We’ve asked Ethan Estess, one of O’Neill Sea Odyssey’s past students and contributing artists, to share his thoughts about his experience with, and path beyond, the OSO program. Here’s what he had to say….
I visited O’Neill Sea Odyssey in 2000/2001 with teacher George Alexandrov’s 6th grade class from Bradley Elementary in Corralitos. I remember it was a glassy, grey day on the Bay and I was really excited to bounce on the cat’s trampoline as we glided over the dark water. I clearly remember throwing the small neuston net over the side and being totally shocked by the active, alien-like plankton we saw through the microscope projection later. At the end of the cruise, there was Jack O'Neill climbing aboard to say hi to all of us. I worked up the nerve (he was a bit intimidating with the eye patch) and walked up to introduce myself. We shook hands and out of the blue I got the idea to ask him for his autograph. He kindly obliged and I was stoked to have the keepsake to remind me of the epic day on the water.
Without a doubt, my experience with OSO was a key early life event that encouraged me down my path as an ocean advocate, scientist, and artist. It was one of the first times I can remember experiencing the sensation of wonder - particularly in regards to watching the alien-like phytoplankton zooming around under the microscope. I remember thinking, “If all of these things live in a drop of seawater, what else could be out there!”
That sense of wonder was later rekindled in a marine biology class with teacher Greg McBride at Aptos High, who one day presented some new tracking research on great white sharks that revealed their long-distance migrations. My mind was blown, and I knew then that I needed to get involved in that project. I went to Stanford with the primary goal of studying great white shark ecology with Dr. Barb Block, and soon I found myself spending summers conducting shark and tuna research with her lab group in Pacific Grove. During my sophomore year, I was fortunate to spend 5 weeks on an oceanographic research vessel sailing from Tahiti to Hawaii- an amazing experience that gave me flashbacks to my time at OSO!
Throughout college I took art classes alongside my environmental science curriculum, focusing on using reclaimed materials to tell stories about the marine environment. Today, I am focused on making artwork in my Santa Cruz studio while balancing my research activities with the Conservation Science division at the Monterey Bay Aquarium, where I have worked for the last few years. Looking back, my time with O'Neill Sea Odyssey as an 11 year-old sparked something that continues to drive my life’s work with the ocean. I think it’s like scooping phytoplankton out of the ocean and looking at them under a microscope for the first time; if you look beneath the surface of things, there’s so much more to learn.

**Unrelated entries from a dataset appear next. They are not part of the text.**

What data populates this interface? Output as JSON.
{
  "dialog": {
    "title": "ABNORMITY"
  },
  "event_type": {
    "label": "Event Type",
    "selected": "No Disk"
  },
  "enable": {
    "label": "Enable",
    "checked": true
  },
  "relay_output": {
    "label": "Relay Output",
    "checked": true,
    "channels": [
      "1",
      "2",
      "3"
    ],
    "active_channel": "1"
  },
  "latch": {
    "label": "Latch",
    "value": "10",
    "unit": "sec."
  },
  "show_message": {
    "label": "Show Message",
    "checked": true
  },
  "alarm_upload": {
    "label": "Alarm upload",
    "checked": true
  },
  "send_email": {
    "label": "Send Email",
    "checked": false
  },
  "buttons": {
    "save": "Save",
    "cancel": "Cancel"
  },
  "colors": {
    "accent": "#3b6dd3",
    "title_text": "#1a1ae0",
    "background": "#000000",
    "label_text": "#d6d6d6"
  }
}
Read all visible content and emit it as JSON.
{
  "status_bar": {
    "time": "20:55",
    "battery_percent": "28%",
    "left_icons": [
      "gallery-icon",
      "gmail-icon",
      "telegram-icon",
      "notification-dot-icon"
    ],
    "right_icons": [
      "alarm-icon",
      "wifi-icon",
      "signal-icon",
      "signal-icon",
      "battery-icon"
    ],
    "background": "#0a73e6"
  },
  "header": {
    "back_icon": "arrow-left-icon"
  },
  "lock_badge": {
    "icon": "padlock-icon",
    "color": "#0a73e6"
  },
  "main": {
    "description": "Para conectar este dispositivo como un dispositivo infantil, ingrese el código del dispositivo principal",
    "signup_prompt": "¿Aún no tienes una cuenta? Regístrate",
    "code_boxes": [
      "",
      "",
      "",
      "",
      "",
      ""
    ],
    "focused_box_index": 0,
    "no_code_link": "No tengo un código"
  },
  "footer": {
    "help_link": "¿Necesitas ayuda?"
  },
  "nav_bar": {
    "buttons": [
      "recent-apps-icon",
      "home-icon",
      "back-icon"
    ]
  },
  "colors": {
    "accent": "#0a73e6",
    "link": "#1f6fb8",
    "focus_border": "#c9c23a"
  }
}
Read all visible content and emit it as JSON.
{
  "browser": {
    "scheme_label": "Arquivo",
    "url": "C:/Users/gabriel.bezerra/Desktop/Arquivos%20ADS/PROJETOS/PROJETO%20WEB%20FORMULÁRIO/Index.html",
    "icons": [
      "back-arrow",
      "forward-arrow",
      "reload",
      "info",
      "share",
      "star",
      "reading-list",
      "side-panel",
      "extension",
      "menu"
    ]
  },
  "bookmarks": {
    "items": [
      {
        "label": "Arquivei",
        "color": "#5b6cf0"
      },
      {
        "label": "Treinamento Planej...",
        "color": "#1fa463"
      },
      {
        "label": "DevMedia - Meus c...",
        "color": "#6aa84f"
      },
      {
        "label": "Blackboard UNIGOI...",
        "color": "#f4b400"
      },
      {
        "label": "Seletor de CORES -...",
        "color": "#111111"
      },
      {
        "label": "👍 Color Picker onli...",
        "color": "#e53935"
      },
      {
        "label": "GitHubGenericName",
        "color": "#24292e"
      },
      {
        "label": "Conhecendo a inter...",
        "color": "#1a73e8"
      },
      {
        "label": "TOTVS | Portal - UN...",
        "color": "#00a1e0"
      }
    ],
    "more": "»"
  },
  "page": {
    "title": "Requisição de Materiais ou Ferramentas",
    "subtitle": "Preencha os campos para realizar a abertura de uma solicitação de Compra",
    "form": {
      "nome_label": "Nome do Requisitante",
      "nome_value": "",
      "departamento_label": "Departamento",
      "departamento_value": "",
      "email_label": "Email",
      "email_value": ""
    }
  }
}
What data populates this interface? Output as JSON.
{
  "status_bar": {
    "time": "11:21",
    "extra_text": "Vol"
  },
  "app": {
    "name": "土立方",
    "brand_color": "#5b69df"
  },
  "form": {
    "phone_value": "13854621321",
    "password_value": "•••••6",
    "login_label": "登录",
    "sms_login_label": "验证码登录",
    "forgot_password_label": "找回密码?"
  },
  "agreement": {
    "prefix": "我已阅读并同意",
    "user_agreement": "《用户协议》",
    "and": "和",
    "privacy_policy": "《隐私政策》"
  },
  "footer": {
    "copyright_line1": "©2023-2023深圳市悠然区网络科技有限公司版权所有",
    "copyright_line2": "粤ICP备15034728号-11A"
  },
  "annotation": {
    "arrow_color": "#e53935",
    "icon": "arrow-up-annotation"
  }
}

Environmental education is really a form of civic education. It is a way of teaching young people what it means to be a good community member, a good American, and good world citizen. By teaching students about the natural world and its resource - a world that they will soon be responsible for - it clearly demonstrates what is at stake if they vote for legislation that threatens their environment, or if they choose certain behaviors that are damaging to local ecosystems. It’s hard to justify dumping your car oil down the storm drain when you’ve seen a baby sea otter playing in the kelp forest, for example. Establishing these types of social norms is the fundamental goal of environmental education programs, and it is why access to such programs is of the utmost importance.
What does the ocean mean to you?
I’ve been fortunate to make the ocean a central part of my life and livelihood. Growing up surfing and fishing in the Monterey Bay National Marine Sanctuary, I was lucky to experience what an intact ocean ecosystem really is. Seeing phytoplankton under a microscope for the first time as a 6th grader on the O’Neill Sea Odyssey sparked a sense of wonder that later inspired me to study ocean science in college.
As an undergrad and Master’s student at Stanford I took courses in marine ecology, art, and mechanical engineering while conducting research on great white sharks. Since graduating in 2012, I have worked for the Monterey Bay Aquarium where I travel extensively to tag and release bluefin tuna to reveal their migratory patterns and promote their sustainable management.
Spending so much time on the water has exposed me to the beauty and biodiversity of the ocean, as well as the tremendous sustainability threats facing it from overfishing, plastic pollution, and rapid climate change. I feel a responsibility to communicate about these issues in engaging, accessible ways, and I see my professional art practice as a way of stimulating productive dialogue around ocean protection.
In short, to me the ocean is everything. Everything I learn about it leads me to a new question - just like every wave I catch makes me want to catch another one! Thanks O’Neill Sea Odyssey for sparking my fire and for providing so many kids with foundational ocean experiences!
Thank you, Ethan, for sharing your experience and unique perspective. Your path beyond OSO is a testament to your commitment to ocean conservation. We're grateful for your support and dedication.